Reproduce the entries verbatim; no pictures.

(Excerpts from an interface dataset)
☆ ☆ ☆ ☆

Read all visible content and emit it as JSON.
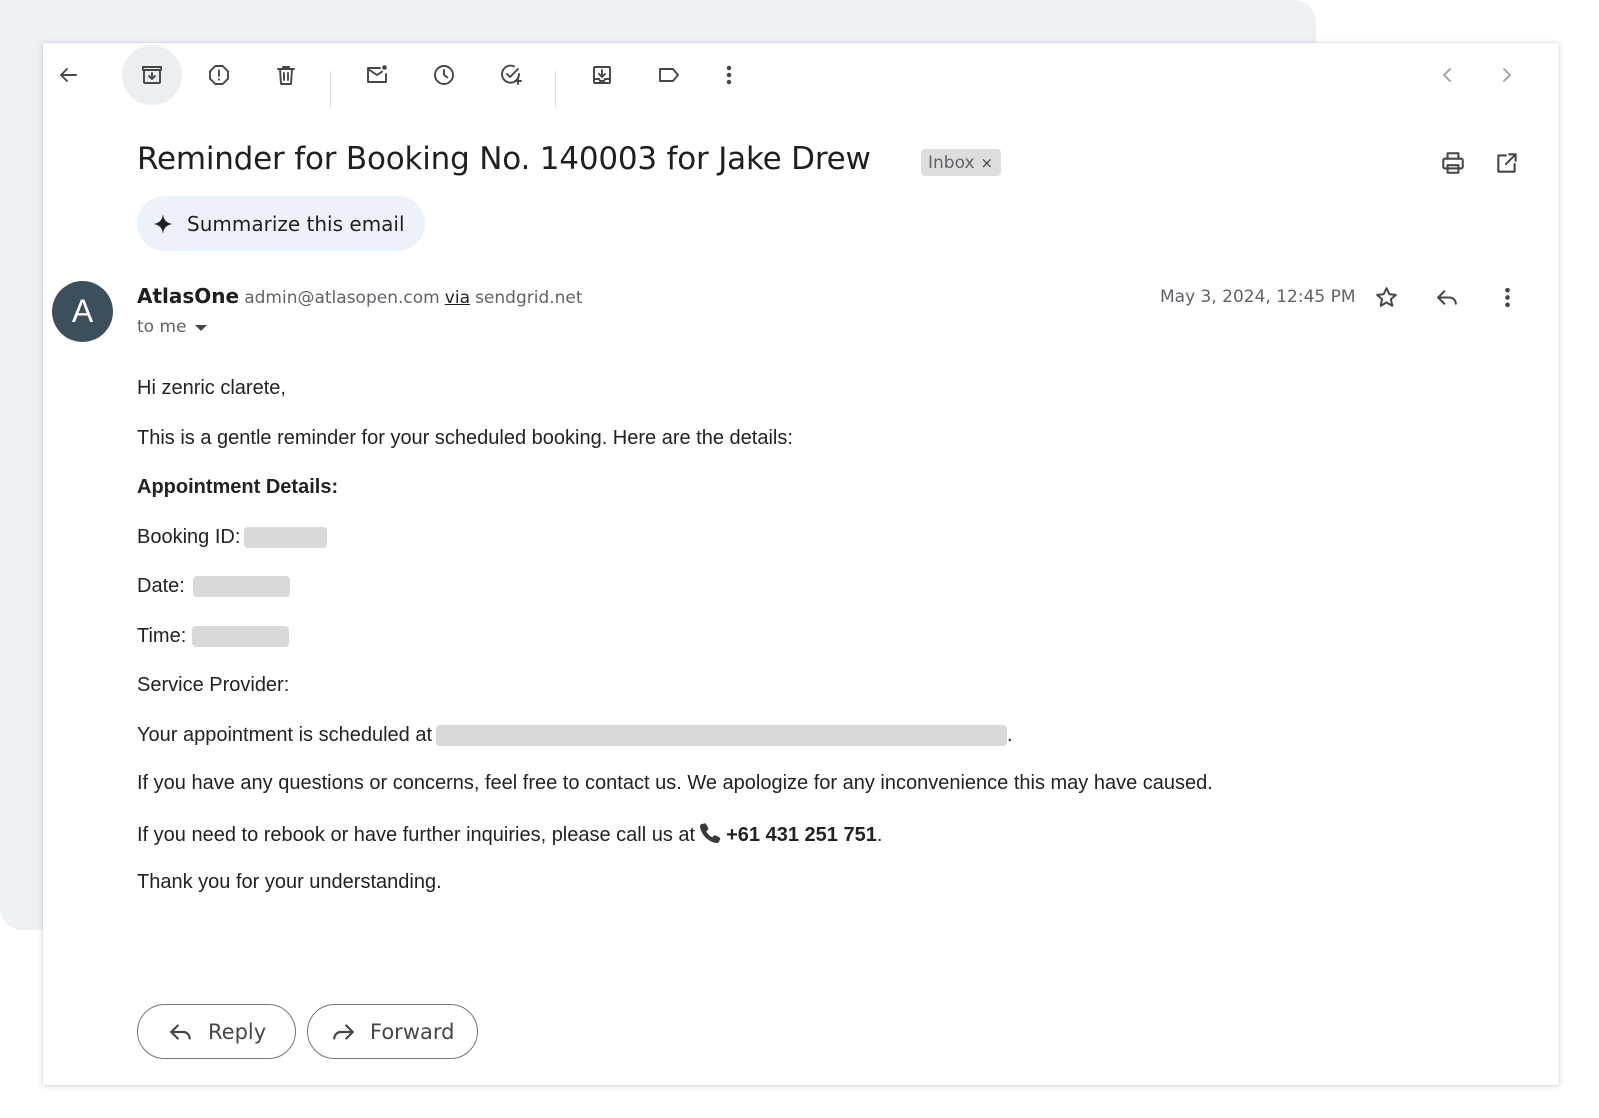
{
  "toolbar": {
    "back": "back-arrow-icon",
    "archive": "archive-icon",
    "report_spam": "report-spam-icon",
    "delete": "trash-icon",
    "mark_unread": "mark-unread-icon",
    "snooze": "clock-icon",
    "add_to_tasks": "add-task-icon",
    "move_to": "move-to-icon",
    "labels": "label-icon",
    "more": "more-vert-icon",
    "newer": "chevron-left-icon",
    "older": "chevron-right-icon"
  },
  "email": {
    "subject": "Reminder for Booking No. 140003 for Jake Drew",
    "label": "Inbox",
    "label_remove": "×",
    "summarize_label": "Summarize this email",
    "sender": {
      "avatar_letter": "A",
      "avatar_color": "#3c4f5c",
      "name": "AtlasOne",
      "email": "admin@atlasopen.com",
      "via": "via",
      "domain": "sendgrid.net",
      "to": "to me"
    },
    "timestamp": "May 3, 2024, 12:45 PM",
    "body": {
      "greeting": "Hi zenric clarete,",
      "intro": "This is a gentle reminder for your scheduled booking. Here are the details:",
      "section_title": "Appointment Details:",
      "booking_id_label": "Booking ID:",
      "date_label": "Date:",
      "time_label": "Time:",
      "provider_label": "Service Provider:",
      "location_prefix": "Your appointment is scheduled at",
      "location_suffix": ".",
      "questions": "If you have any questions or concerns, feel free to contact us. We apologize for any inconvenience this may have caused.",
      "rebook_prefix": "If you need to rebook or have further inquiries, please call us at",
      "phone": "+61 431 251 751",
      "rebook_suffix": ".",
      "closing": "Thank you for your understanding."
    }
  },
  "actions": {
    "reply": "Reply",
    "forward": "Forward"
  }
}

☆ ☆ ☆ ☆

▸ **Task response**
Read all visible content and emit it as JSON.
{
  "toolbar": {
    "back": "back-arrow-icon",
    "archive": "archive-icon",
    "report_spam": "report-spam-icon",
    "delete": "trash-icon",
    "mark_unread": "mark-unread-icon",
    "snooze": "clock-icon",
    "add_to_tasks": "add-task-icon",
    "move_to": "move-to-icon",
    "labels": "label-icon",
    "more": "more-vert-icon",
    "newer": "chevron-left-icon",
    "older": "chevron-right-icon"
  },
  "email": {
    "subject": "Reminder for Booking No. 140003 for Jake Drew",
    "label": "Inbox",
    "label_remove": "×",
    "summarize_label": "Summarize this email",
    "sender": {
      "avatar_letter": "A",
      "avatar_color": "#3c4f5c",
      "name": "AtlasOne",
      "email": "admin@atlasopen.com",
      "via": "via",
      "domain": "sendgrid.net",
      "to": "to me"
    },
    "timestamp": "May 3, 2024, 12:45 PM",
    "body": {
      "greeting": "Hi zenric clarete,",
      "intro": "This is a gentle reminder for your scheduled booking. Here are the details:",
      "section_title": "Appointment Details:",
      "booking_id_label": "Booking ID:",
      "date_label": "Date:",
      "time_label": "Time:",
      "provider_label": "Service Provider:",
      "location_prefix": "Your appointment is scheduled at",
      "location_suffix": ".",
      "questions": "If you have any questions or concerns, feel free to contact us. We apologize for any inconvenience this may have caused.",
      "rebook_prefix": "If you need to rebook or have further inquiries, please call us at",
      "phone": "+61 431 251 751",
      "rebook_suffix": ".",
      "closing": "Thank you for your understanding."
    }
  },
  "actions": {
    "reply": "Reply",
    "forward": "Forward"
  }
}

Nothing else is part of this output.